Long term success tips for entrepreneurs and thinking out of the “herd.”
Last time when I was at a startup conference there were many photo sharing startups hitting their pitches to angels. Some were looking for introductions to VC hoping to raise some money. And there were also few beautifully executed apps and web-apps.
Average entrepreneurs who’re jumping into apps and mobile games thinking it as a “gold rush” are making many mistakes.
In this article I’m going to show you 5 mistakes most people make and hopefully share a bit of my experience with you.
1. Knocking off other apps
A lot of guys clone and rip off apps thinking of making some quick cash. Now this is a byproduct of traditional biz op mentality and an example of ignorance of long term thinking. It is legally risky, plus apple has banned many developer accounts because of that.
Now definitely getting inspiration from someone else is a good thing and a lot of great apps have done that. But cloning and making something like Angry Pigs or stuff like that isn’t a great long term strategy.
2. Not Thinking About a Closing Strategy
I always suggest people that make your apps as sellable “businesses” instead of making them as sellable piece of code.
So think about your startup’s closing strategy. For example: are you looking for a sellout (Kevin Rose’s Oink) or you have a decent growth strategy about your current business model that you’re executing through your app. (airBnB)
3. Not Focusing on The “Jobs Design Principal”
This is a term I created just for the reference to the Steve Jobs’ famous quote about design – “Design is not just how it looks, but how it works.”
How your app does, what it does. The way it has been executed as an overall product, not just how it looks. It should not have clutter and must be as simple as possible.
4. Poor Niche Research and Clarity
For long term success you need to make sure that it fits right inside the category and has a good growth potential.
At Zielix®, we have this startup and the product is a web-app that helps people manage their hires. All local, intra-company, outsourced and personal hires. It eliminates clutter, measures performance and manage all legal stuff and payments need to be done to the hires. One thing we focused before we even started the design process was the growth potential. Which was good.
I’m working on it as a growth hacker temporarily while the development finishes.
But if you have made an app that is like ummm Virtual Fan app (that’s a real app BTW) then you know that there is no growth potential for this one, right?
5. No App Launch Plan
I can say confidently that most apps and games do not have a “product launch plan” at all.

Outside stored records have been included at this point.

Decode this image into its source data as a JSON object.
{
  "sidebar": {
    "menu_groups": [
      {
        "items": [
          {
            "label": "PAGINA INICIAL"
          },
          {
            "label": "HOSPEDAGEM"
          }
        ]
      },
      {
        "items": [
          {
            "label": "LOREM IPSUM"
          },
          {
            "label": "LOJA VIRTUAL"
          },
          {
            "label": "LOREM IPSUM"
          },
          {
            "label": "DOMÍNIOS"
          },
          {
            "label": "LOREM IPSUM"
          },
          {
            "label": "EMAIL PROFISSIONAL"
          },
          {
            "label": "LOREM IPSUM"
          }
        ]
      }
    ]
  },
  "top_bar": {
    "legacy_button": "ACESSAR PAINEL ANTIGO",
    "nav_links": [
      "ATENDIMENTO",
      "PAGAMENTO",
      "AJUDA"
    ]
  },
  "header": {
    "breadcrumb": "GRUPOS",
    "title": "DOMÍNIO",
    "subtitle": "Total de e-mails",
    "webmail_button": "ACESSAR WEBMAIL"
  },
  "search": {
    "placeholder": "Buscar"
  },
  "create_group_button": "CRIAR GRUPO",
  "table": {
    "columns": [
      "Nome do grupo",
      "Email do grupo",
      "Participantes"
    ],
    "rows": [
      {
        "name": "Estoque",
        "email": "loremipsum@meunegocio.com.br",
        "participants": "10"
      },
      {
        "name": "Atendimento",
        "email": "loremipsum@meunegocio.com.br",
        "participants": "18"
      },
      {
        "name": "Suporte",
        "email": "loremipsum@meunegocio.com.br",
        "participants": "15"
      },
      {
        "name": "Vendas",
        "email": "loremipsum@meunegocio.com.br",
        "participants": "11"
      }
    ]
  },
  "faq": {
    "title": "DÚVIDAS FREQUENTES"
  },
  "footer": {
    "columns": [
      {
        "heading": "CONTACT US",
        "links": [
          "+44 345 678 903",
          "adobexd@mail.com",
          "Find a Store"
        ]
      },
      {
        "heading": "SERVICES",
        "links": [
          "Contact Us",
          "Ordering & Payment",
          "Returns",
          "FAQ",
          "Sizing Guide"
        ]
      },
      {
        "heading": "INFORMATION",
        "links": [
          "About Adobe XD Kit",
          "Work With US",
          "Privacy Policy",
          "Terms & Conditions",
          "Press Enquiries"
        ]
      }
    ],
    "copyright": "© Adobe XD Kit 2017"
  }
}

There was an app called “clear for iphone.” This app had a really nice launch plan and very well executed and it crushed the charts reaching number 1, and then stayed n number 5 for a significant amount of time. Hawken, a new free to play game made by an LA based indie studio also has a really nice launch plan in place although it isn’t officially launched yet, but you can see the campaigns in action.
If you have an app that did not made the aforementioned 4 mistakes, then you MUST have a launch plan in place.
With all the app launches I have done for clients, one thing I make sure is that they do it at least 4 months before the launch week. Don’t be fooled by thinking it’s just a tiny launch thing you do when your app gets approved, there is probably a couple of months of planning and marketing campaigns put inside a system just for this week.
A lot of times big app studios with reputation partner up with YouTube partners with big following to run a giveaway on their channel or do a feature. I used to do this in bulk with Revision3 since it was easy. But now I have a completely different approach with direct dealings with channels.
So this is a just one promotional campaign in the whole system that you can engineer, which is to be executed during your prelaunch. But without at least 4 months of planning and contacting different people, it is not easy.
So there you go, here are the 5 mistakes most app publishers make.
I would love to see the discussion and answer some comments. Bring it on!
In the next article I will talk about building apps using third party data and APIs.